- **What this task involves**
Among the records that follow, find each line holding the word "near" and copy it.

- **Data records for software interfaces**
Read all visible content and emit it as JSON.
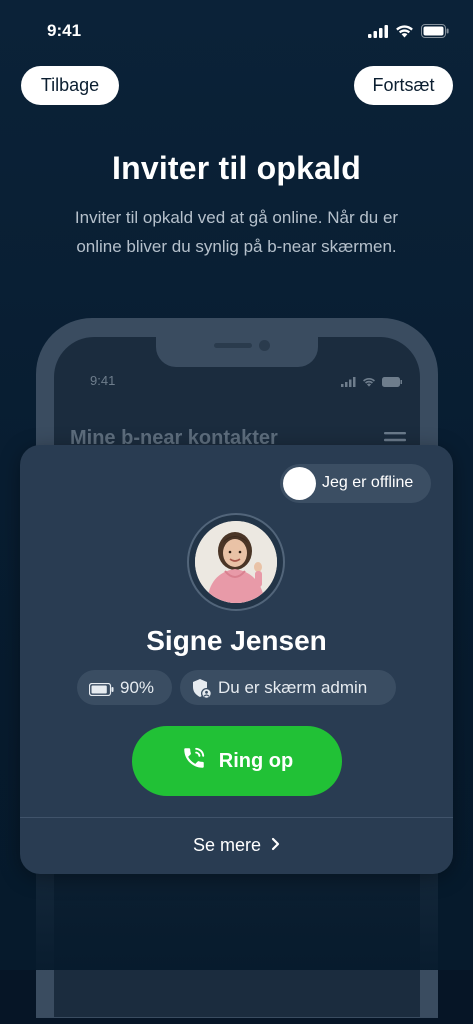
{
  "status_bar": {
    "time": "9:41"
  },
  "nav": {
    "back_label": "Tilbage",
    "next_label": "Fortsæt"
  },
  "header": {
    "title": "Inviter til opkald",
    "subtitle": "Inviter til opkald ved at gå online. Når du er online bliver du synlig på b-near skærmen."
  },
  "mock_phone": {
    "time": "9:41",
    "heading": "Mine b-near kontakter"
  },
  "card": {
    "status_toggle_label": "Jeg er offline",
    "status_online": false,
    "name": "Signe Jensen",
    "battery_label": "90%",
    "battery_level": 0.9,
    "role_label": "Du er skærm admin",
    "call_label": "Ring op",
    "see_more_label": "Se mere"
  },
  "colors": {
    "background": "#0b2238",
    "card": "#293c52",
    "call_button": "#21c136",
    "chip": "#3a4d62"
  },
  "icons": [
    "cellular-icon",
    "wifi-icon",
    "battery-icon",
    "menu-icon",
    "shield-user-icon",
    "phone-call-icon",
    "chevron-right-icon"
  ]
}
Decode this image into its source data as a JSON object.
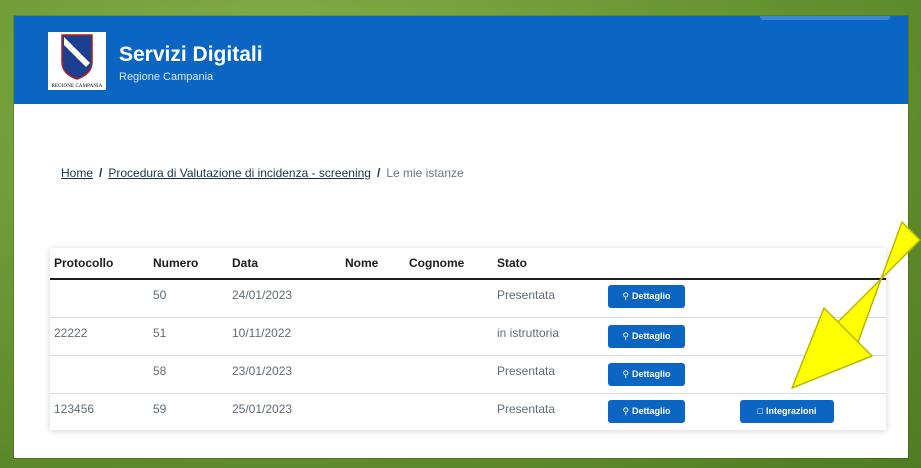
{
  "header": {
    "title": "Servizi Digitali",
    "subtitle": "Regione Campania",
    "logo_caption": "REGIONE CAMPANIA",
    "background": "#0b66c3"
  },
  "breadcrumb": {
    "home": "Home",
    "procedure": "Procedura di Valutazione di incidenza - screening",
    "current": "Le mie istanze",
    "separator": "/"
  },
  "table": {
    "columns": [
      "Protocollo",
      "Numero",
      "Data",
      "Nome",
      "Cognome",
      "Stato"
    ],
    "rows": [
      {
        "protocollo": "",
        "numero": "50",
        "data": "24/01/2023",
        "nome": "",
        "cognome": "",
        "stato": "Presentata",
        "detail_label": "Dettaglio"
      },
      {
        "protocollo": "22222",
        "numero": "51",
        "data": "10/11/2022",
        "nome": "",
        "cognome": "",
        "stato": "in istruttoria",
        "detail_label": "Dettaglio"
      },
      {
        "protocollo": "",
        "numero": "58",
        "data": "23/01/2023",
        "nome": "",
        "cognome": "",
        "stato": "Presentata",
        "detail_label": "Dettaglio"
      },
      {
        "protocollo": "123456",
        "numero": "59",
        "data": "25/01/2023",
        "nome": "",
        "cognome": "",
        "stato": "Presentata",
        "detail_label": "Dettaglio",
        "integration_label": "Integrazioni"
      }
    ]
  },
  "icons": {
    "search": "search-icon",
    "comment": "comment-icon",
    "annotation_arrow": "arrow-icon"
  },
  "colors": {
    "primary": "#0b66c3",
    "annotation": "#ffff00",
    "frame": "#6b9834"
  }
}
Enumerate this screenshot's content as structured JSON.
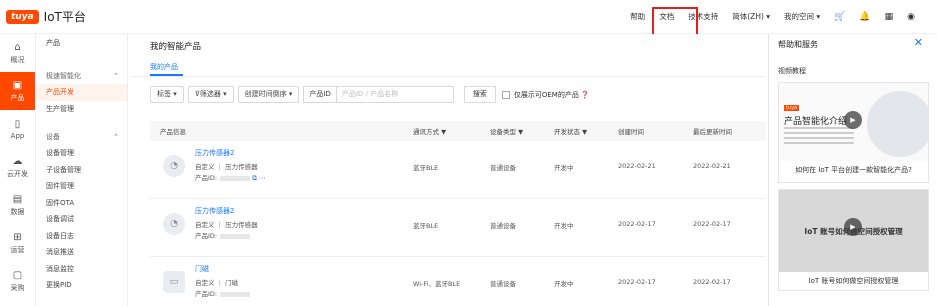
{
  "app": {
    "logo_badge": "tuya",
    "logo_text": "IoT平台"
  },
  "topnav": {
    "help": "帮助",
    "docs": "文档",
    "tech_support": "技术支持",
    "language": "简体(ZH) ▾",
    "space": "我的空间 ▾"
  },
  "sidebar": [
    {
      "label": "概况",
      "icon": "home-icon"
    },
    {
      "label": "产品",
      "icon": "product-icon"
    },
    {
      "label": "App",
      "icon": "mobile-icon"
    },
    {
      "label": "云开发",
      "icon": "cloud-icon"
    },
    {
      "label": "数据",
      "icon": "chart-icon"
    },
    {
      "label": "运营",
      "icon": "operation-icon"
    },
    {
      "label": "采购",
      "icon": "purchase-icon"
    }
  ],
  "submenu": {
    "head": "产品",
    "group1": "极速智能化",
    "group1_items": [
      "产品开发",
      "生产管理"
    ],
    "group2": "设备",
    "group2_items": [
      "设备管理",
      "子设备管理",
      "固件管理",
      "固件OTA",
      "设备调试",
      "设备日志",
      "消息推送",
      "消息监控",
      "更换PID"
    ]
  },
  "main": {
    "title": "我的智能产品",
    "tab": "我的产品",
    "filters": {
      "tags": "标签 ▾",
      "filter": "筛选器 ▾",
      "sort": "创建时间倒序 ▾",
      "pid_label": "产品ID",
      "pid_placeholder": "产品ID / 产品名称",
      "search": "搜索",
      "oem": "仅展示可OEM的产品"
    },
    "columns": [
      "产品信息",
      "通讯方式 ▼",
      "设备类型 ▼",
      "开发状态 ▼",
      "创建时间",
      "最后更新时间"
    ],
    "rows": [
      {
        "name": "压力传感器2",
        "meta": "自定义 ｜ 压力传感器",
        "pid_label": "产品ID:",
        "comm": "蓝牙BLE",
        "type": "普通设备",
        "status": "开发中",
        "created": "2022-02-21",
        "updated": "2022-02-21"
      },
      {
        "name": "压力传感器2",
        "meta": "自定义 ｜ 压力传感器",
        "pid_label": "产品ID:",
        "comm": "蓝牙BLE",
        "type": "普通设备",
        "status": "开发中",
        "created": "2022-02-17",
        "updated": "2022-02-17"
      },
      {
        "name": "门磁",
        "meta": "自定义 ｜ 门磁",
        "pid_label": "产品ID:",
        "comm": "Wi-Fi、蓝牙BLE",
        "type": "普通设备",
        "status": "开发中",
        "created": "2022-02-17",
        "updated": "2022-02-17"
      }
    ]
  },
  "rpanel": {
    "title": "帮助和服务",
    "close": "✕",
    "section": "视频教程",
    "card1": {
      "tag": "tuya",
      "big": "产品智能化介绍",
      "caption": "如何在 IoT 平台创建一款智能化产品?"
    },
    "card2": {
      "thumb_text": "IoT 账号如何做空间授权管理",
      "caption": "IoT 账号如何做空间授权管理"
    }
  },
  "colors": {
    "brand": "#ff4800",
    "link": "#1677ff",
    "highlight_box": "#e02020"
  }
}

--

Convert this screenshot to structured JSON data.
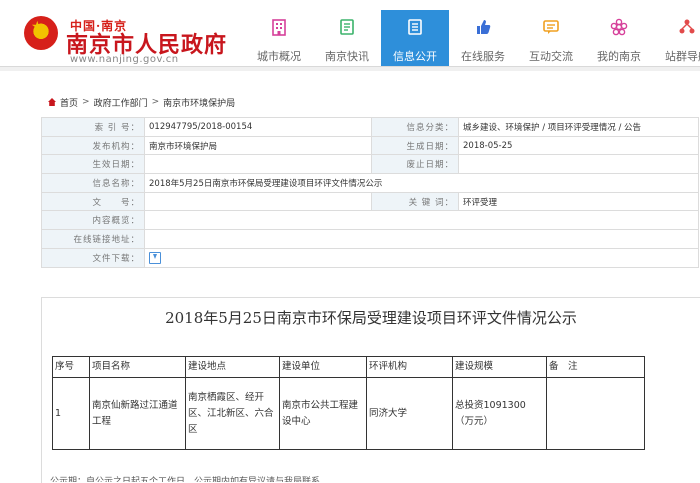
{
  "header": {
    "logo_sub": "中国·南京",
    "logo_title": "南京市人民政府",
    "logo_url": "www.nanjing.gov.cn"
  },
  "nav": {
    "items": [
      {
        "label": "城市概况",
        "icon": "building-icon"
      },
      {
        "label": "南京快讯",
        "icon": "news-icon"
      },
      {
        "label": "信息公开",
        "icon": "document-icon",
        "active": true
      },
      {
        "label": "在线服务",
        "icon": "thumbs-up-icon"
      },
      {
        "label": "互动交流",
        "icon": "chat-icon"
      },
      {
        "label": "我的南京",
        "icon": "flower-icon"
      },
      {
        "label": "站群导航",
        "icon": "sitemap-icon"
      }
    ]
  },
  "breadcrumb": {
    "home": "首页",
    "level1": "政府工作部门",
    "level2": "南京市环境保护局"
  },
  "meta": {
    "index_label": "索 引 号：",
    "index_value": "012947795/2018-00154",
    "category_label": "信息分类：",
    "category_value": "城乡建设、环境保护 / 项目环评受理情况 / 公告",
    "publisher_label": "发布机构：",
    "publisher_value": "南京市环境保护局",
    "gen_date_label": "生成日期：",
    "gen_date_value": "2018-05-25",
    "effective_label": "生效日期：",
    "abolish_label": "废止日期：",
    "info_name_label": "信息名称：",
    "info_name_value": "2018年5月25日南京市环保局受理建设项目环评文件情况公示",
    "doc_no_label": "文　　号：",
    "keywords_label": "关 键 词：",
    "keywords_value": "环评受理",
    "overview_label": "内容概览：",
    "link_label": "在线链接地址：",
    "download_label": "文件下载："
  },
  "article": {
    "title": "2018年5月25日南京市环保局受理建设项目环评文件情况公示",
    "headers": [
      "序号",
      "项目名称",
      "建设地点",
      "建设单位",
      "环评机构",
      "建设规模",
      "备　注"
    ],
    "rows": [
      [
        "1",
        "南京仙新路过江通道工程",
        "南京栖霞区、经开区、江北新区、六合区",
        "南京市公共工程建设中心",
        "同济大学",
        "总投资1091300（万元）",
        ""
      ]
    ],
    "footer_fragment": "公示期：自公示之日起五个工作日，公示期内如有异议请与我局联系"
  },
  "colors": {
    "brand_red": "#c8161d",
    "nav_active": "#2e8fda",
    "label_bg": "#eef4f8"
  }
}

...

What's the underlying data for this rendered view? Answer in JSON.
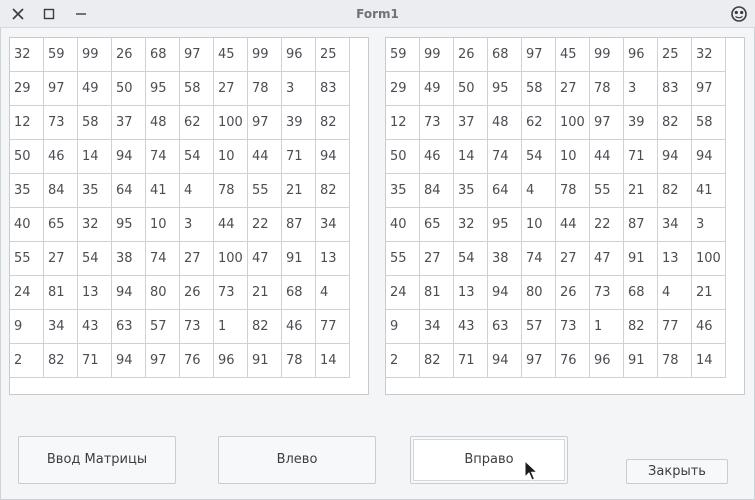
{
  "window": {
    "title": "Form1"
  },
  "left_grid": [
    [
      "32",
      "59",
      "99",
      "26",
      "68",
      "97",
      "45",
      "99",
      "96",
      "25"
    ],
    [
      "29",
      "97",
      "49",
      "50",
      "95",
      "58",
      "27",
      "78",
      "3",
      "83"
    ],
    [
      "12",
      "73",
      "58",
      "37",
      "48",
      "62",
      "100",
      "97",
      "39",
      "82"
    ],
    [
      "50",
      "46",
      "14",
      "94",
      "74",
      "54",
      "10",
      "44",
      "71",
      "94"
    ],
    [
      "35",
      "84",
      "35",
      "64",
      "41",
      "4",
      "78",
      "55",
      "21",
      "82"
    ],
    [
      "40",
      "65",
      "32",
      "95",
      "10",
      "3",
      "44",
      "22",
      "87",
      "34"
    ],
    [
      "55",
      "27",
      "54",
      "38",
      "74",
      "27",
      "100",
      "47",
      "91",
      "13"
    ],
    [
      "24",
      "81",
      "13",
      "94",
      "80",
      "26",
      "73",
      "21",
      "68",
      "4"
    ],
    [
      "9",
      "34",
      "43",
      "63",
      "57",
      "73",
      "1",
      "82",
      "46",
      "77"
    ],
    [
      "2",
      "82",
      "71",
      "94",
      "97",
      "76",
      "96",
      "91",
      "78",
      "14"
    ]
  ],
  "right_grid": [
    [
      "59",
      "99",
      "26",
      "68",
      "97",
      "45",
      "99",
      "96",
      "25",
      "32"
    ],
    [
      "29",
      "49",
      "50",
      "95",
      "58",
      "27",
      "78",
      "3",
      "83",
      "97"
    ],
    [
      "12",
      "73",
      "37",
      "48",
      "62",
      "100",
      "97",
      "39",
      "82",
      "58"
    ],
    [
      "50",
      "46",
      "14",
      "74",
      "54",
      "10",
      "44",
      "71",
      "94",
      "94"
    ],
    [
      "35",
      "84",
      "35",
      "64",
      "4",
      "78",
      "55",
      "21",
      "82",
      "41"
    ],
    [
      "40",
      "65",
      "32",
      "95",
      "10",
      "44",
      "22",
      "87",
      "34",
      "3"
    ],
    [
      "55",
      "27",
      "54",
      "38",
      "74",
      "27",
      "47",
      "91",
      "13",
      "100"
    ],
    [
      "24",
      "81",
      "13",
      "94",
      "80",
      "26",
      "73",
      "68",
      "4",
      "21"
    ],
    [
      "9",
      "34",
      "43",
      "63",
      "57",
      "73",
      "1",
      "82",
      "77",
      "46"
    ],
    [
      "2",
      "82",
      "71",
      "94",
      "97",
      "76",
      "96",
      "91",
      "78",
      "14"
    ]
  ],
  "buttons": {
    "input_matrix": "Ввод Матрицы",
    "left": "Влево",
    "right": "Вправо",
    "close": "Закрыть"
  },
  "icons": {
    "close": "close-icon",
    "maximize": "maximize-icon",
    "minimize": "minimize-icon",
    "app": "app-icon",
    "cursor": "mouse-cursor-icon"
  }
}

- **Your response**
    "subtitle": "Inviter til opkald ved at gå online. Når du er online bliver du synlig på b-near skærmen."
    "heading": "Mine b-near kontakter"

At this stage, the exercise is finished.